─── Exercise input

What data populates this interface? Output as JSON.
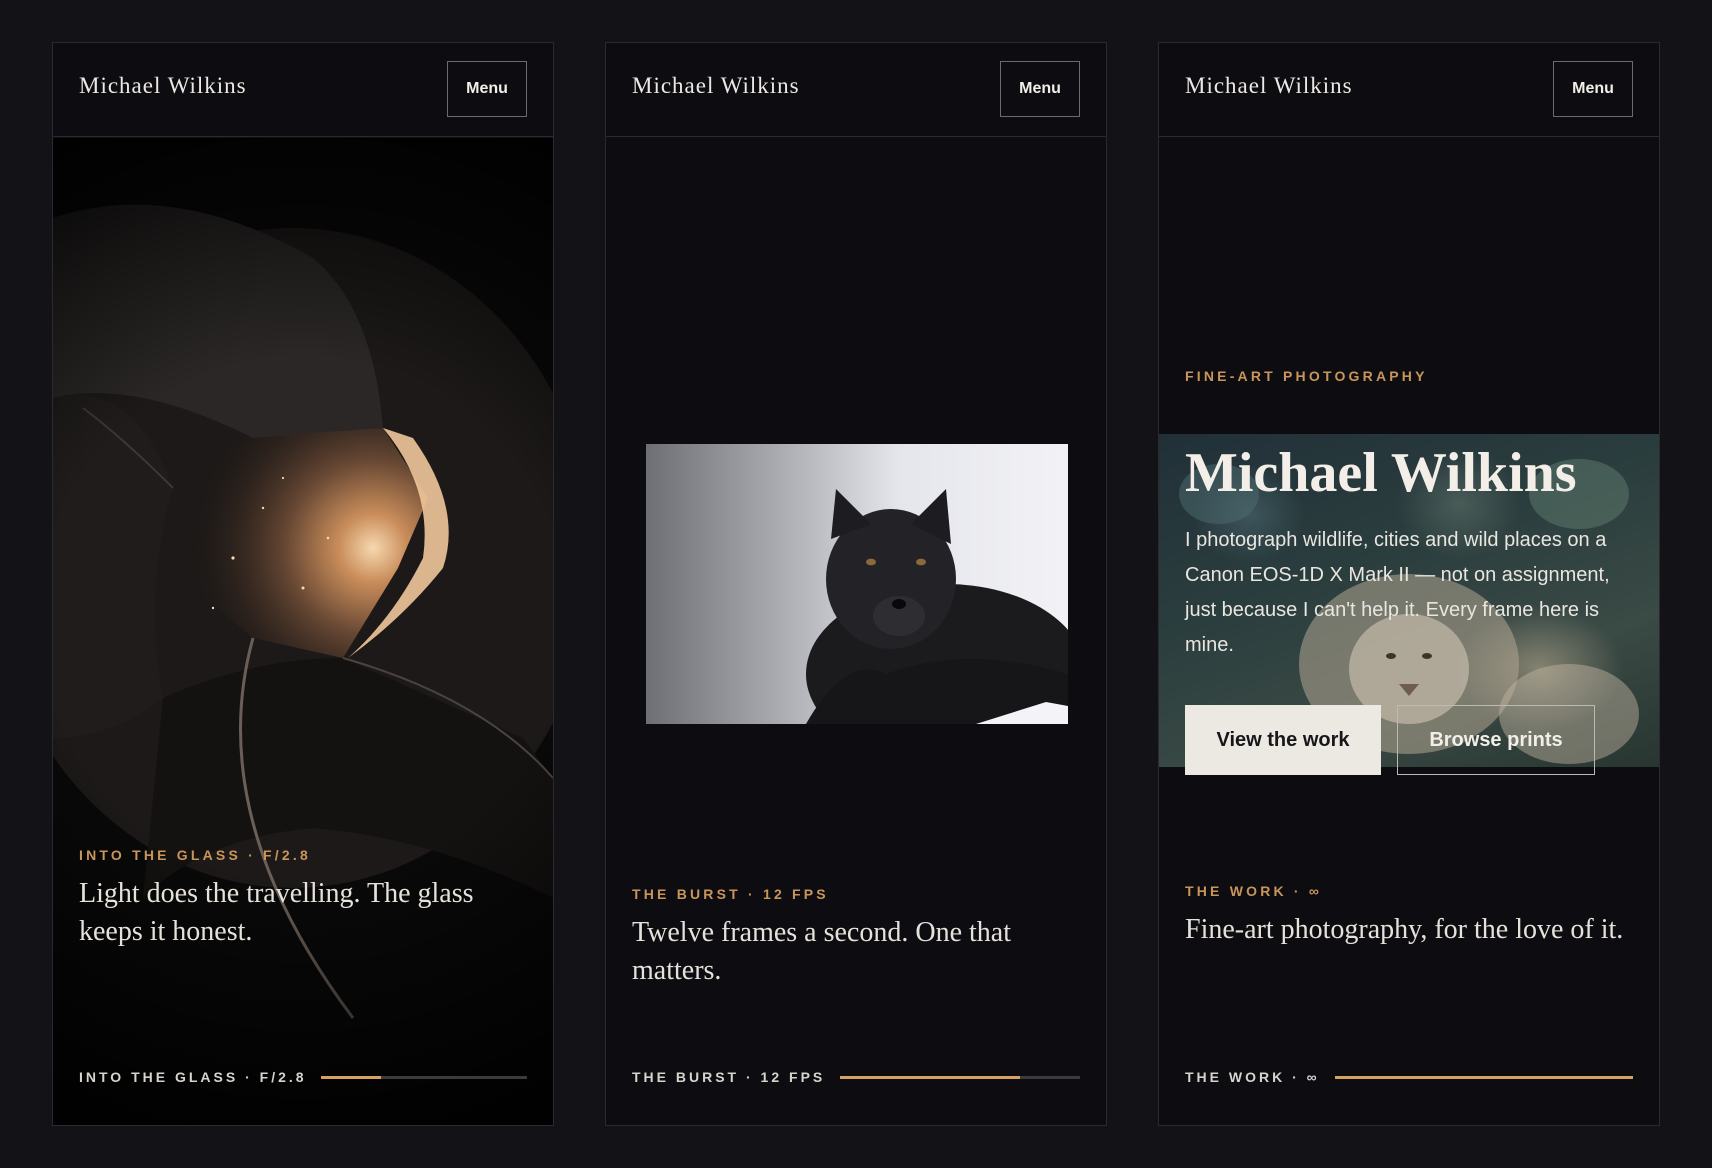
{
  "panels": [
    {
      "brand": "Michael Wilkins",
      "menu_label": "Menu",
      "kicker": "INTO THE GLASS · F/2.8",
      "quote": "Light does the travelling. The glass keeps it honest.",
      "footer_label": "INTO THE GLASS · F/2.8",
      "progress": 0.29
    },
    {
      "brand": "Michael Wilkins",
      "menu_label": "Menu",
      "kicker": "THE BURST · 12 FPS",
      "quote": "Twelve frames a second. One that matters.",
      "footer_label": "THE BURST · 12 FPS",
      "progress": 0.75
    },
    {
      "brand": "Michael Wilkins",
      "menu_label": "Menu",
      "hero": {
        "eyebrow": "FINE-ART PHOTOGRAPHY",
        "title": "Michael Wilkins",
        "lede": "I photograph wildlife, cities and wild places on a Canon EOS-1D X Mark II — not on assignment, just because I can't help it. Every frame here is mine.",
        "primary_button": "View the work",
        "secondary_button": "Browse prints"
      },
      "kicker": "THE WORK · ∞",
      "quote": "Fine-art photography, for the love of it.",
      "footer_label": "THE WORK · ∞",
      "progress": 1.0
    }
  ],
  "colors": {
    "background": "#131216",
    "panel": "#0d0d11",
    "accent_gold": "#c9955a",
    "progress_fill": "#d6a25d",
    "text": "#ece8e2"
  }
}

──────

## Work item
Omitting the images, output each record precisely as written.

## Response
What data populates this interface? Output as JSON.
{
  "panels": [
    {
      "brand": "Michael Wilkins",
      "menu_label": "Menu",
      "kicker": "INTO THE GLASS · F/2.8",
      "quote": "Light does the travelling. The glass keeps it honest.",
      "footer_label": "INTO THE GLASS · F/2.8",
      "progress": 0.29
    },
    {
      "brand": "Michael Wilkins",
      "menu_label": "Menu",
      "kicker": "THE BURST · 12 FPS",
      "quote": "Twelve frames a second. One that matters.",
      "footer_label": "THE BURST · 12 FPS",
      "progress": 0.75
    },
    {
      "brand": "Michael Wilkins",
      "menu_label": "Menu",
      "hero": {
        "eyebrow": "FINE-ART PHOTOGRAPHY",
        "title": "Michael Wilkins",
        "lede": "I photograph wildlife, cities and wild places on a Canon EOS-1D X Mark II — not on assignment, just because I can't help it. Every frame here is mine.",
        "primary_button": "View the work",
        "secondary_button": "Browse prints"
      },
      "kicker": "THE WORK · ∞",
      "quote": "Fine-art photography, for the love of it.",
      "footer_label": "THE WORK · ∞",
      "progress": 1.0
    }
  ],
  "colors": {
    "background": "#131216",
    "panel": "#0d0d11",
    "accent_gold": "#c9955a",
    "progress_fill": "#d6a25d",
    "text": "#ece8e2"
  }
}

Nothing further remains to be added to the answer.